Work order ->
Nothing but the entries, copied exactly, should appear in the response.

The input ->
********************
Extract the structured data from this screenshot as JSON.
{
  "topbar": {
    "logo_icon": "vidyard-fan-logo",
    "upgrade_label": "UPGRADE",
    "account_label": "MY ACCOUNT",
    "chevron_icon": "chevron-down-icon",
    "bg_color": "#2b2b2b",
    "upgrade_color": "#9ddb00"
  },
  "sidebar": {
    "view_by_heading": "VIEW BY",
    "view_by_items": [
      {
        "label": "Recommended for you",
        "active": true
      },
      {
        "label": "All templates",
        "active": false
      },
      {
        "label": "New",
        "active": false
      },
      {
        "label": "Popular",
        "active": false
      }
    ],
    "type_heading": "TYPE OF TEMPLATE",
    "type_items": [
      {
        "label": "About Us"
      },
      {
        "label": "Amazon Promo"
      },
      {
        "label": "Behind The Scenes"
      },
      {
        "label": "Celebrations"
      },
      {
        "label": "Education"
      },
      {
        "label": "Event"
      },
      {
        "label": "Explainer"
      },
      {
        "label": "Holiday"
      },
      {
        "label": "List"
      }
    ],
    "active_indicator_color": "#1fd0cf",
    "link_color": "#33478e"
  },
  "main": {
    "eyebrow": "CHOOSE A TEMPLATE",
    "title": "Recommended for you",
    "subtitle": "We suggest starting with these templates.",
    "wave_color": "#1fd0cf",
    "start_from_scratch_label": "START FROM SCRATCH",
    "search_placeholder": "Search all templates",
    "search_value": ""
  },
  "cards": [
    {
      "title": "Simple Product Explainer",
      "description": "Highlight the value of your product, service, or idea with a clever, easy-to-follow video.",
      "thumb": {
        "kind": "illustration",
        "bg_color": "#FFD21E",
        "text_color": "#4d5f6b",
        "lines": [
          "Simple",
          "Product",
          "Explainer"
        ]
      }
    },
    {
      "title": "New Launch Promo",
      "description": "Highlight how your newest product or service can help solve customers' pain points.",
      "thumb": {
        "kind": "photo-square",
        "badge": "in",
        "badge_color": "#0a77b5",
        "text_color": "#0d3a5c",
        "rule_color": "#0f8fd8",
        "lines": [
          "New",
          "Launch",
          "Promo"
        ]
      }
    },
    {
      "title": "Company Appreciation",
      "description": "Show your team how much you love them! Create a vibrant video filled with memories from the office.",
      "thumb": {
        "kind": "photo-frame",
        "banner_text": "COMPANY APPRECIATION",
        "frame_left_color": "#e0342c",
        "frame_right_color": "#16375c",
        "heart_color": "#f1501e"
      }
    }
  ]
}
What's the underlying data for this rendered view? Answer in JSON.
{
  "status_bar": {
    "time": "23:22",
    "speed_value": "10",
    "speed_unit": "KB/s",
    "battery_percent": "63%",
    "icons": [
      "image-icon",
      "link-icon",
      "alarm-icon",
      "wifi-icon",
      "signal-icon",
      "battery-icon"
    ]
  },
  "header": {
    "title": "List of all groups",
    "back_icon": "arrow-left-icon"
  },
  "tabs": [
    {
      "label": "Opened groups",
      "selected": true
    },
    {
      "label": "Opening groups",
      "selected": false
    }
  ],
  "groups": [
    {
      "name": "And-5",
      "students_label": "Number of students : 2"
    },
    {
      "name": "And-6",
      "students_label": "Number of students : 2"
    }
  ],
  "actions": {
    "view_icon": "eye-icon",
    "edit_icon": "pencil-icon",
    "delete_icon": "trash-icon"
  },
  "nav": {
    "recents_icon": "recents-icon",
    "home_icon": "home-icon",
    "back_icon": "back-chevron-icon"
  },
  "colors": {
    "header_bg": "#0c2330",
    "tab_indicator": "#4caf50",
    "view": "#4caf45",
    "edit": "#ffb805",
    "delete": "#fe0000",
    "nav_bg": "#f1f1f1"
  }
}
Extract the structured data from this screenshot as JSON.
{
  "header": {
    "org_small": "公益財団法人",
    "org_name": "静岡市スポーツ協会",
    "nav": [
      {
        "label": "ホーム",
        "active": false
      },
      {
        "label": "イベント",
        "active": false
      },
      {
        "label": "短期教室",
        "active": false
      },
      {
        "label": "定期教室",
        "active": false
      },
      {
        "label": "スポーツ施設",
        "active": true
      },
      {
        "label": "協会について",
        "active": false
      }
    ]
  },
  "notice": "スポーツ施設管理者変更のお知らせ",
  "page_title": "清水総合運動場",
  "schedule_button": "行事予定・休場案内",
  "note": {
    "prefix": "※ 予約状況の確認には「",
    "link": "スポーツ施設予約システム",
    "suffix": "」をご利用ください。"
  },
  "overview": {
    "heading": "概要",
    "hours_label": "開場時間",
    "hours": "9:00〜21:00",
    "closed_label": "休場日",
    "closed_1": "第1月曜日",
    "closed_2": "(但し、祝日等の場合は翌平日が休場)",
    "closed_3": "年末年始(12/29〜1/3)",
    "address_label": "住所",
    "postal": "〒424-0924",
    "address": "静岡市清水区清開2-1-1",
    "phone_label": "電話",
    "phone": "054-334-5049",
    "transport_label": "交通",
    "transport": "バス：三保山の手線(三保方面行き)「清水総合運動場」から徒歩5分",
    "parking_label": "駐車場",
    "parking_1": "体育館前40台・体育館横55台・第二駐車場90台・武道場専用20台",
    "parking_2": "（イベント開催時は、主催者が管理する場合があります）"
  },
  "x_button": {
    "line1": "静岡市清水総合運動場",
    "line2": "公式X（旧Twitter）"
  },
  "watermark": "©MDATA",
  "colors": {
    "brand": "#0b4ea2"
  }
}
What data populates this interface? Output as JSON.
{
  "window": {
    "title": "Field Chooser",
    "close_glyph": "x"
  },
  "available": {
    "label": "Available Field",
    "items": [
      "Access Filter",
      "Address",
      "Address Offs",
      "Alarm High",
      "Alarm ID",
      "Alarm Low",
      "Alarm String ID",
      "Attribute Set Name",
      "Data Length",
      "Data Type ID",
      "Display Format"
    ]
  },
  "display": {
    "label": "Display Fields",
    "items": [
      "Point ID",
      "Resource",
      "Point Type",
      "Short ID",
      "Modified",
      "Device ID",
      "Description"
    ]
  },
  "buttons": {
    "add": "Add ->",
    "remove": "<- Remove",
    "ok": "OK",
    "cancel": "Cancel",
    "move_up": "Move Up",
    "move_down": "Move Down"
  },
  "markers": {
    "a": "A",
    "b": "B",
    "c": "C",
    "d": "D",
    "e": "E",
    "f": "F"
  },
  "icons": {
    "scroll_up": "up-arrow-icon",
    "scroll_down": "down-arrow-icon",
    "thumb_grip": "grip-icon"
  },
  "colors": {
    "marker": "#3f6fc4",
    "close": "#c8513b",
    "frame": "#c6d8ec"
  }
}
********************
Answer to the problem ->
Extract the structured data from this screenshot as JSON.
{
  "topbar": {
    "logo_icon": "vidyard-fan-logo",
    "upgrade_label": "UPGRADE",
    "account_label": "MY ACCOUNT",
    "chevron_icon": "chevron-down-icon",
    "bg_color": "#2b2b2b",
    "upgrade_color": "#9ddb00"
  },
  "sidebar": {
    "view_by_heading": "VIEW BY",
    "view_by_items": [
      {
        "label": "Recommended for you",
        "active": true
      },
      {
        "label": "All templates",
        "active": false
      },
      {
        "label": "New",
        "active": false
      },
      {
        "label": "Popular",
        "active": false
      }
    ],
    "type_heading": "TYPE OF TEMPLATE",
    "type_items": [
      {
        "label": "About Us"
      },
      {
        "label": "Amazon Promo"
      },
      {
        "label": "Behind The Scenes"
      },
      {
        "label": "Celebrations"
      },
      {
        "label": "Education"
      },
      {
        "label": "Event"
      },
      {
        "label": "Explainer"
      },
      {
        "label": "Holiday"
      },
      {
        "label": "List"
      }
    ],
    "active_indicator_color": "#1fd0cf",
    "link_color": "#33478e"
  },
  "main": {
    "eyebrow": "CHOOSE A TEMPLATE",
    "title": "Recommended for you",
    "subtitle": "We suggest starting with these templates.",
    "wave_color": "#1fd0cf",
    "start_from_scratch_label": "START FROM SCRATCH",
    "search_placeholder": "Search all templates",
    "search_value": ""
  },
  "cards": [
    {
      "title": "Simple Product Explainer",
      "description": "Highlight the value of your product, service, or idea with a clever, easy-to-follow video.",
      "thumb": {
        "kind": "illustration",
        "bg_color": "#FFD21E",
        "text_color": "#4d5f6b",
        "lines": [
          "Simple",
          "Product",
          "Explainer"
        ]
      }
    },
    {
      "title": "New Launch Promo",
      "description": "Highlight how your newest product or service can help solve customers' pain points.",
      "thumb": {
        "kind": "photo-square",
        "badge": "in",
        "badge_color": "#0a77b5",
        "text_color": "#0d3a5c",
        "rule_color": "#0f8fd8",
        "lines": [
          "New",
          "Launch",
          "Promo"
        ]
      }
    },
    {
      "title": "Company Appreciation",
      "description": "Show your team how much you love them! Create a vibrant video filled with memories from the office.",
      "thumb": {
        "kind": "photo-frame",
        "banner_text": "COMPANY APPRECIATION",
        "frame_left_color": "#e0342c",
        "frame_right_color": "#16375c",
        "heart_color": "#f1501e"
      }
    }
  ]
}
What's the underlying data for this rendered view? Answer in JSON.
{
  "status_bar": {
    "time": "23:22",
    "speed_value": "10",
    "speed_unit": "KB/s",
    "battery_percent": "63%",
    "icons": [
      "image-icon",
      "link-icon",
      "alarm-icon",
      "wifi-icon",
      "signal-icon",
      "battery-icon"
    ]
  },
  "header": {
    "title": "List of all groups",
    "back_icon": "arrow-left-icon"
  },
  "tabs": [
    {
      "label": "Opened groups",
      "selected": true
    },
    {
      "label": "Opening groups",
      "selected": false
    }
  ],
  "groups": [
    {
      "name": "And-5",
      "students_label": "Number of students : 2"
    },
    {
      "name": "And-6",
      "students_label": "Number of students : 2"
    }
  ],
  "actions": {
    "view_icon": "eye-icon",
    "edit_icon": "pencil-icon",
    "delete_icon": "trash-icon"
  },
  "nav": {
    "recents_icon": "recents-icon",
    "home_icon": "home-icon",
    "back_icon": "back-chevron-icon"
  },
  "colors": {
    "header_bg": "#0c2330",
    "tab_indicator": "#4caf50",
    "view": "#4caf45",
    "edit": "#ffb805",
    "delete": "#fe0000",
    "nav_bg": "#f1f1f1"
  }
}
Extract the structured data from this screenshot as JSON.
{
  "header": {
    "org_small": "公益財団法人",
    "org_name": "静岡市スポーツ協会",
    "nav": [
      {
        "label": "ホーム",
        "active": false
      },
      {
        "label": "イベント",
        "active": false
      },
      {
        "label": "短期教室",
        "active": false
      },
      {
        "label": "定期教室",
        "active": false
      },
      {
        "label": "スポーツ施設",
        "active": true
      },
      {
        "label": "協会について",
        "active": false
      }
    ]
  },
  "notice": "スポーツ施設管理者変更のお知らせ",
  "page_title": "清水総合運動場",
  "schedule_button": "行事予定・休場案内",
  "note": {
    "prefix": "※ 予約状況の確認には「",
    "link": "スポーツ施設予約システム",
    "suffix": "」をご利用ください。"
  },
  "overview": {
    "heading": "概要",
    "hours_label": "開場時間",
    "hours": "9:00〜21:00",
    "closed_label": "休場日",
    "closed_1": "第1月曜日",
    "closed_2": "(但し、祝日等の場合は翌平日が休場)",
    "closed_3": "年末年始(12/29〜1/3)",
    "address_label": "住所",
    "postal": "〒424-0924",
    "address": "静岡市清水区清開2-1-1",
    "phone_label": "電話",
    "phone": "054-334-5049",
    "transport_label": "交通",
    "transport": "バス：三保山の手線(三保方面行き)「清水総合運動場」から徒歩5分",
    "parking_label": "駐車場",
    "parking_1": "体育館前40台・体育館横55台・第二駐車場90台・武道場専用20台",
    "parking_2": "（イベント開催時は、主催者が管理する場合があります）"
  },
  "x_button": {
    "line1": "静岡市清水総合運動場",
    "line2": "公式X（旧Twitter）"
  },
  "watermark": "©MDATA",
  "colors": {
    "brand": "#0b4ea2"
  }
}
What data populates this interface? Output as JSON.
{
  "window": {
    "title": "Field Chooser",
    "close_glyph": "x"
  },
  "available": {
    "label": "Available Field",
    "items": [
      "Access Filter",
      "Address",
      "Address Offs",
      "Alarm High",
      "Alarm ID",
      "Alarm Low",
      "Alarm String ID",
      "Attribute Set Name",
      "Data Length",
      "Data Type ID",
      "Display Format"
    ]
  },
  "display": {
    "label": "Display Fields",
    "items": [
      "Point ID",
      "Resource",
      "Point Type",
      "Short ID",
      "Modified",
      "Device ID",
      "Description"
    ]
  },
  "buttons": {
    "add": "Add ->",
    "remove": "<- Remove",
    "ok": "OK",
    "cancel": "Cancel",
    "move_up": "Move Up",
    "move_down": "Move Down"
  },
  "markers": {
    "a": "A",
    "b": "B",
    "c": "C",
    "d": "D",
    "e": "E",
    "f": "F"
  },
  "icons": {
    "scroll_up": "up-arrow-icon",
    "scroll_down": "down-arrow-icon",
    "thumb_grip": "grip-icon"
  },
  "colors": {
    "marker": "#3f6fc4",
    "close": "#c8513b",
    "frame": "#c6d8ec"
  }
}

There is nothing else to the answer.